The Saturday card at GP is horrible. A total of 58 horses were entered. 3 of the 8 races are for 2 year-olds of which, 2 are maiden claimers. Anyone betting this garbage has a gambling problem. I hope Calder keeps the pressure on GP. Wait till Hollywood closes. The SA cards will be terrible.
Wow. I doubt when people see these small fields they gonna get that handle. I just saw the Saturday entries and I had to do a double take. I love Gulf but where is the big fields? If they going to run chalk 7 fields, I'd rather them not run at all. Very disappointed.
Gulfstream ,Calder no one wins.Little business and hot weather and locals .
This debacle is just another example of an industry trying hard to kill itself. The bettor is the loser . Stronach and Churchill deserve each other. Two rich entities behaving like little children.
gulfstream will end up winning this battle
156,660 was the on track wagering? Attendance must have been terrible . 8 race card or not that's a bunch of very small bettors its not attracting any big players. i know its early and a monday. lol That's a bad per capita number. If they got 1000 people that's only $156 pp on 8 races. Very low. You should get over 2 million counting all the countries. Simulcast spots plus Vegas. That's par for the course. NYRA does this with their eyes closed. See belmonts handle on Wednesday.

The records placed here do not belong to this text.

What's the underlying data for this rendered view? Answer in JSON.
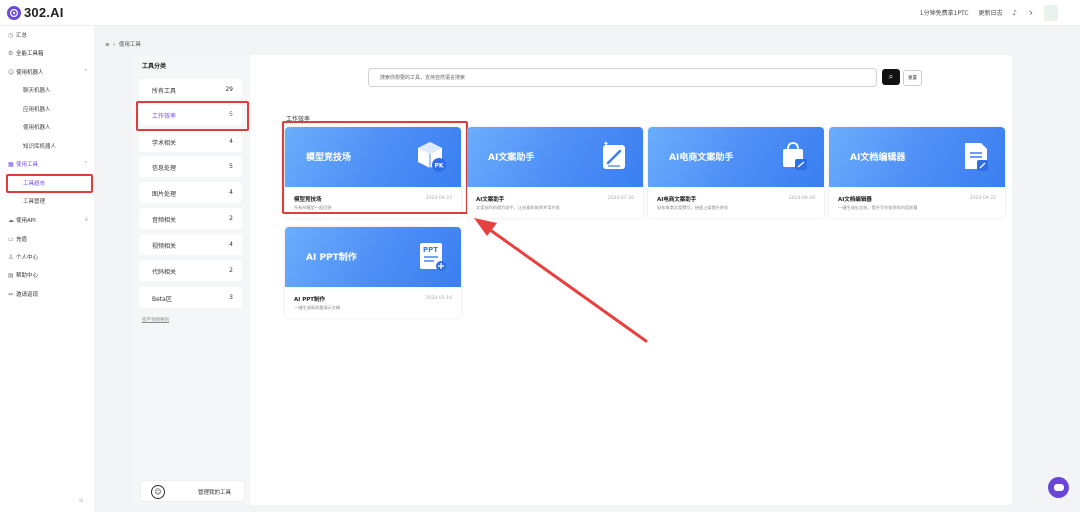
{
  "app": {
    "logo_text": "302.AI"
  },
  "topbar": {
    "promo": "1分钟免费拿1PTC",
    "changelog": "更新日志"
  },
  "sidebar": {
    "items": [
      {
        "label": "汇总",
        "icon": "dashboard-icon"
      },
      {
        "label": "全能工具箱",
        "icon": "toolbox-icon"
      },
      {
        "label": "使用机器人",
        "icon": "robot-icon"
      },
      {
        "label": "聊天机器人",
        "icon": ""
      },
      {
        "label": "应用机器人",
        "icon": ""
      },
      {
        "label": "使用机器人",
        "icon": ""
      },
      {
        "label": "知识库机器人",
        "icon": ""
      },
      {
        "label": "使用工具",
        "icon": "tools-icon"
      },
      {
        "label": "工具超市",
        "icon": ""
      },
      {
        "label": "工具管理",
        "icon": ""
      },
      {
        "label": "使用API",
        "icon": "api-icon"
      },
      {
        "label": "充值",
        "icon": "recharge-icon"
      },
      {
        "label": "个人中心",
        "icon": "user-icon"
      },
      {
        "label": "帮助中心",
        "icon": "help-icon"
      },
      {
        "label": "邀请返现",
        "icon": "invite-icon"
      }
    ]
  },
  "breadcrumb": {
    "current": "使用工具"
  },
  "categories": {
    "title": "工具分类",
    "items": [
      {
        "label": "所有工具",
        "count": "29"
      },
      {
        "label": "工作效率",
        "count": "5"
      },
      {
        "label": "学术相关",
        "count": "4"
      },
      {
        "label": "信息处理",
        "count": "5"
      },
      {
        "label": "图片处理",
        "count": "4"
      },
      {
        "label": "音频相关",
        "count": "2"
      },
      {
        "label": "视频相关",
        "count": "4"
      },
      {
        "label": "代码相关",
        "count": "2"
      },
      {
        "label": "Beta区",
        "count": "3"
      }
    ],
    "link": "找不到想要的",
    "manage_label": "管理我的工具"
  },
  "search": {
    "placeholder": "搜索你想要的工具，支持自然语言搜索",
    "reset_label": "重置"
  },
  "section": {
    "title": "工作效率"
  },
  "cards": [
    {
      "banner_title": "模型竞技场",
      "title": "模型竞技场",
      "date": "2024-04-23",
      "desc": "所有AI模型一起回答",
      "icon": "pk-cube-icon"
    },
    {
      "banner_title": "AI文案助手",
      "title": "AI文案助手",
      "date": "2024-07-26",
      "desc": "文案创作的得力助手，让创意和效率并驾齐驱",
      "icon": "pen-document-icon"
    },
    {
      "banner_title": "AI电商文案助手",
      "title": "AI电商文案助手",
      "date": "2024-09-28",
      "desc": "轻松电商文案撰写，快速上架提升转化",
      "icon": "shopping-bag-icon"
    },
    {
      "banner_title": "AI文档编辑器",
      "title": "AI文档编辑器",
      "date": "2024-09-22",
      "desc": "一键生成长文档，提升写作效率和内容质量",
      "icon": "document-edit-icon"
    },
    {
      "banner_title": "AI PPT制作",
      "title": "AI PPT制作",
      "date": "2024-05-16",
      "desc": "一键生成高质量演示文稿",
      "icon": "ppt-icon"
    }
  ],
  "colors": {
    "accent": "#7a4fe0",
    "highlight": "#e23b3b",
    "banner": "#4d8df6"
  }
}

It only makes sense. What other race tracks were running horses Monday with world class riders? Horse racing can be so much bigger than it is if it was more organized. I feel its shortcomings are due to lack of organization.
CDI has ruined Calder. I remember the days of a packed Hialeah. A packed Calder too. When management at Calder changed to CDI the track was ruined. They are getting a taste of their own medicine. Attacking Turway and Hawthorne now you'll pay by closing Calder. Gulfstream Park will shut Calder down.... No doubt. Compare the handles of Gulfstream and Calder.... It's a no brainer. A request to CDI: can you do the honorable thing and increase the purse of the Kentucky Derby.... $2 million purse with each entrant having to pay $50,000 to enter plus 1000's of nominations. Come on people $133 million was bet on the 2013 Kentucky Derby. Without the Kentucky Derby CDI is dead. Another track should offer a $5 mil or $10 mil Derby on 1st Saturday in May and let's see what CDI does...
And people wanna know why industries need regulators.....TO PROTECT THEM FROM THEMSELVES Y'ALL!!!!!!!!
- 1.Posted 12/10/2013 02:23PM
- 2.Posted 12/09/2013 01:54PM
- 3.Posted 12/10/2013 02:25PM
- 4.Posted 12/10/2013 01:46PM
- 5.Posted 12/10/2013 01:42PM